Also back in May or June, I picked up a congratulatory card (actually a bunch of them, but only one of that bunch is going to get a mention here) for my nephew's college graduation from the University of Utah. Except I couldn't find any Congratulatory cards that I thought worthy of my three or four bucks. So I checked out the tried-and-true Bald Guy cards at the mailbox store down the street. And found this one.
The front of the card is semi-complimentary: "You're One is a Million." Only semi- because when you look at the illustration, you see why the object of this statement is one in a million - and not for any complimentary reasons. The card's interior text is what really drives the backhanded compliment home: "But don't get too excited. Statistically, that means there are 6,700 people exactly like you. Happy Birthday."
Since this wasn't a birthday occasion, I did what anyone would do and just crossed out "Birthday and wrote in "Graduation." That's normal, right?

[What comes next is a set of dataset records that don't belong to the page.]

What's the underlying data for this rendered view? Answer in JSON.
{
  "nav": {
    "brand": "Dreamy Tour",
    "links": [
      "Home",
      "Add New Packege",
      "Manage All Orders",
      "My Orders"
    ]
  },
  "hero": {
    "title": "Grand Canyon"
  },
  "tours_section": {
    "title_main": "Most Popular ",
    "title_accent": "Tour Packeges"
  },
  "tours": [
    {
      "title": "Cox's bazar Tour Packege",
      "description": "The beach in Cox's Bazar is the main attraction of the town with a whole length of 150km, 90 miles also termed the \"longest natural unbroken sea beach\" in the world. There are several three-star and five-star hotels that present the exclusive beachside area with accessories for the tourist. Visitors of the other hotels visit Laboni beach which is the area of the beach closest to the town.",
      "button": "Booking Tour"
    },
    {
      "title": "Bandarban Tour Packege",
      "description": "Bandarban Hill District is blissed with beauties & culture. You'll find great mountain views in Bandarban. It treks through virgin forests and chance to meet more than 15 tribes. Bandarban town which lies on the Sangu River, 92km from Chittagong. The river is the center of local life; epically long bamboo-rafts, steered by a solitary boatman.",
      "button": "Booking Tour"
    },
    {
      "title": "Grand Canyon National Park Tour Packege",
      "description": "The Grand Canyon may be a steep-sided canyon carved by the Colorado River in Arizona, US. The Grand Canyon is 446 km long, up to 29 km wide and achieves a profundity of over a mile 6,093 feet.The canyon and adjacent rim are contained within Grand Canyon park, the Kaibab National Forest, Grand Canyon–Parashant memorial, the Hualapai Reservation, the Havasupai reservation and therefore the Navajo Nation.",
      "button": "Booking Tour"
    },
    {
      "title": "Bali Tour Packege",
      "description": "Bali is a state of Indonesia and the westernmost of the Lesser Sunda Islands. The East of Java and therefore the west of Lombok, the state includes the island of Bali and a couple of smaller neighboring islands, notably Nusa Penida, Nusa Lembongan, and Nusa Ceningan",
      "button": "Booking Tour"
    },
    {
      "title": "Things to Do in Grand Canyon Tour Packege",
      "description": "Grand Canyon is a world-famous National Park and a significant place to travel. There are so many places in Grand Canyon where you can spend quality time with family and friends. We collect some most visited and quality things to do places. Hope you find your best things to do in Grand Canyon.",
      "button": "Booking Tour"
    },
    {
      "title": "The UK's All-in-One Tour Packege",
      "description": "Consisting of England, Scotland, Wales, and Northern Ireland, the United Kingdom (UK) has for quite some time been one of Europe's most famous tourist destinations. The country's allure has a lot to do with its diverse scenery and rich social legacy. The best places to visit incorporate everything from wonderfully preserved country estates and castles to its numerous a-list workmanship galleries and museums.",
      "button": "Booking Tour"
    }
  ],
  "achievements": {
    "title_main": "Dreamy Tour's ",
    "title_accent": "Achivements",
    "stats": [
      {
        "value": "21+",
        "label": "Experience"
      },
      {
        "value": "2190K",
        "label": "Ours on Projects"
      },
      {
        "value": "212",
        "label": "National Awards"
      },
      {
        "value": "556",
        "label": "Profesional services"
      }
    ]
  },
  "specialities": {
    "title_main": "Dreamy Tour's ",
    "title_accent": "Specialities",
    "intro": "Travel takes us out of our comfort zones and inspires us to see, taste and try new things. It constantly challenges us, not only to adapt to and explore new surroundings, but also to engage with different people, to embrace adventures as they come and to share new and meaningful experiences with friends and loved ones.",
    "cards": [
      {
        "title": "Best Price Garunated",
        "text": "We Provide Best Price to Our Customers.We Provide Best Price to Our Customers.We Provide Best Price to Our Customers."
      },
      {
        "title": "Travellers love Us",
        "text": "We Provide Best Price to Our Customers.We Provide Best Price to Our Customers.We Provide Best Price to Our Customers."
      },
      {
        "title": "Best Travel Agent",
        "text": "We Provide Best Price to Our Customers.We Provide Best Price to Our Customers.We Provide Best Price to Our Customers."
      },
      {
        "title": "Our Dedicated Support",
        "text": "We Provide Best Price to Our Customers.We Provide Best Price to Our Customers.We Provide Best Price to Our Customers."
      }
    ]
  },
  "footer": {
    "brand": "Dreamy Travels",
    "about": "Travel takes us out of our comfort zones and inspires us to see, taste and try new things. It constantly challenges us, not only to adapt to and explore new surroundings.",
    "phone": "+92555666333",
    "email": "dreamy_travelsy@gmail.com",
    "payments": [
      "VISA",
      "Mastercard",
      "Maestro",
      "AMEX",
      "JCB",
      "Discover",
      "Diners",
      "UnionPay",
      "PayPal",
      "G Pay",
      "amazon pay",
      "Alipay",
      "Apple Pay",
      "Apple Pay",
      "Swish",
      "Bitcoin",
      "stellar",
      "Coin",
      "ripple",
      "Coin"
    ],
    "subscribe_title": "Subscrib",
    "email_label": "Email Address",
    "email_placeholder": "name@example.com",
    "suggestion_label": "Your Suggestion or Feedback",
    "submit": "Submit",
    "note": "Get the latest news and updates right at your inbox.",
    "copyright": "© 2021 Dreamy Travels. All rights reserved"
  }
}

I mentioned that we adopted a tiny little dog from a Yorkie rescue outfit many moons ago, but haven't really said much about him since then. He's doing well and has become such a part of the family that he insists on being held - or at least seated very nearby - whenever we're relaxing.
Here's a funny video that Emeli took when she was recording a video of the little guy for her friend. It's noteworthy because he did something unexpected - he shared his dark side and gave that bear a wack upside the head.

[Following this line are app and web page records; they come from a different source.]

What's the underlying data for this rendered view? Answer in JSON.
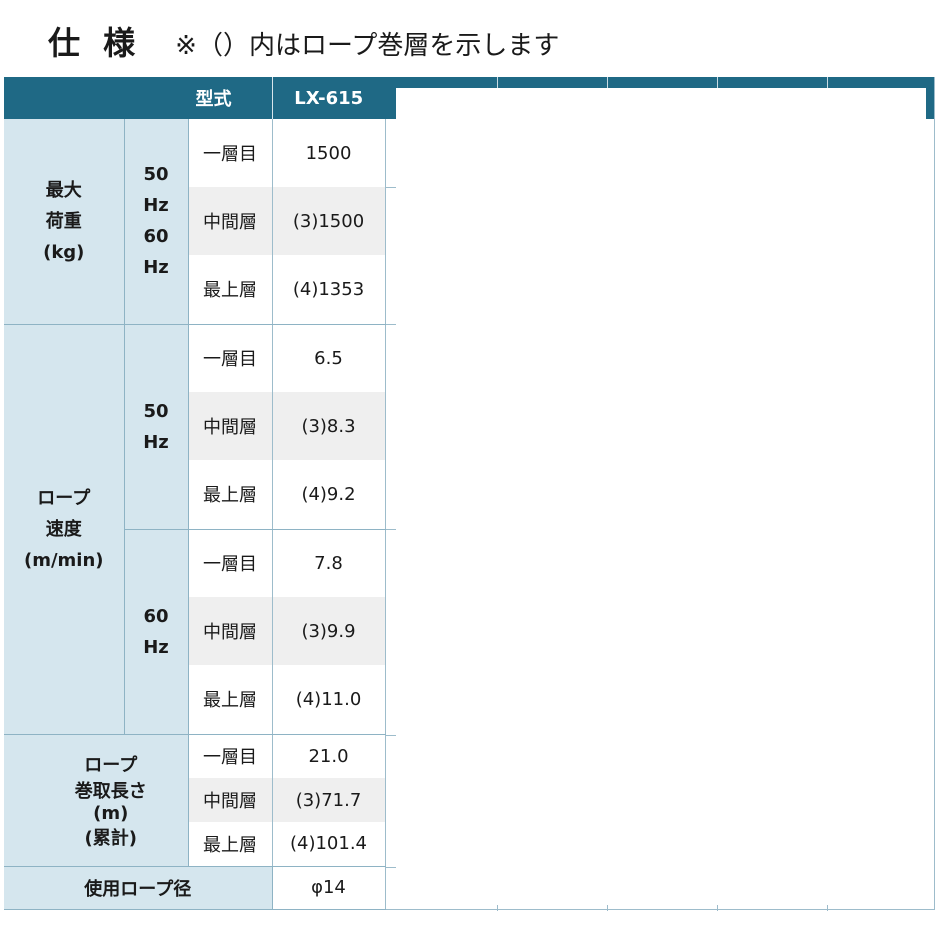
{
  "heading": {
    "title": "仕 様",
    "note": "※（）内はロープ巻層を示します"
  },
  "table": {
    "header_label": "型式",
    "model": "LX-615",
    "load": {
      "category": [
        "最大",
        "荷重",
        "(kg)"
      ],
      "freq": [
        "50",
        "Hz",
        "60",
        "Hz"
      ],
      "rows": [
        {
          "layer": "一層目",
          "value": "1500"
        },
        {
          "layer": "中間層",
          "value": "(3)1500"
        },
        {
          "layer": "最上層",
          "value": "(4)1353"
        }
      ]
    },
    "speed": {
      "category": [
        "ロープ",
        "速度",
        "(m/min)"
      ],
      "groups": [
        {
          "freq": [
            "50",
            "Hz"
          ],
          "rows": [
            {
              "layer": "一層目",
              "value": "6.5"
            },
            {
              "layer": "中間層",
              "value": "(3)8.3"
            },
            {
              "layer": "最上層",
              "value": "(4)9.2"
            }
          ]
        },
        {
          "freq": [
            "60",
            "Hz"
          ],
          "rows": [
            {
              "layer": "一層目",
              "value": "7.8"
            },
            {
              "layer": "中間層",
              "value": "(3)9.9"
            },
            {
              "layer": "最上層",
              "value": "(4)11.0"
            }
          ]
        }
      ]
    },
    "length": {
      "category": [
        "ロープ",
        "巻取長さ",
        "(m)",
        "(累計)"
      ],
      "rows": [
        {
          "layer": "一層目",
          "value": "21.0"
        },
        {
          "layer": "中間層",
          "value": "(3)71.7"
        },
        {
          "layer": "最上層",
          "value": "(4)101.4"
        }
      ]
    },
    "diameter": {
      "label": "使用ロープ径",
      "value": "φ14"
    }
  }
}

He also showed his softer side when he gave the stuffed bear a big (though involuntary) hug, so he's clearly a complicated little man.
One last thing - here's a little glimpse into how I spend at least a little bit of my free time: writing Harry Potter fan-fiction (Sorry, Dan, not that kind of fan fiction). I was inspired by the Android game I've been playing on my tablet for the past few months, Hogwarts Mystery. It got me thinking about things in the Harry Potter universe that didn't fit very well and how there are so many time gaps in the stories that are begging to be filed in with content.
It's a work in progress (I do actually plan on tying the story's loose ends up so they fit within the events of the films/books), but this is most of what I have so far. I've tried to remove all typographical errors, but I'm sure many remain.
I still have many, many other things to mention (many that have been languishing unmentioned since last year), but in the interest of sparing Dan and anyone else who stumbles across this sad collection of internet-drivel the trouble of reading it, I'll conclude here for now.
1 Pocket Stories was a web site I created, based upon another web site I enjoyed perusing until its demise called Ficlets, that allowed people to write short stories in a Twitter-type environment. Each mini-story is limited in length to just 1,024 characters. I never quite finished the site and, despite having written a few stories on the site that I'm sure no one else has ever read, I eventually allowed the domain name to lapse. The site itself still exists, but it's not 100% functional.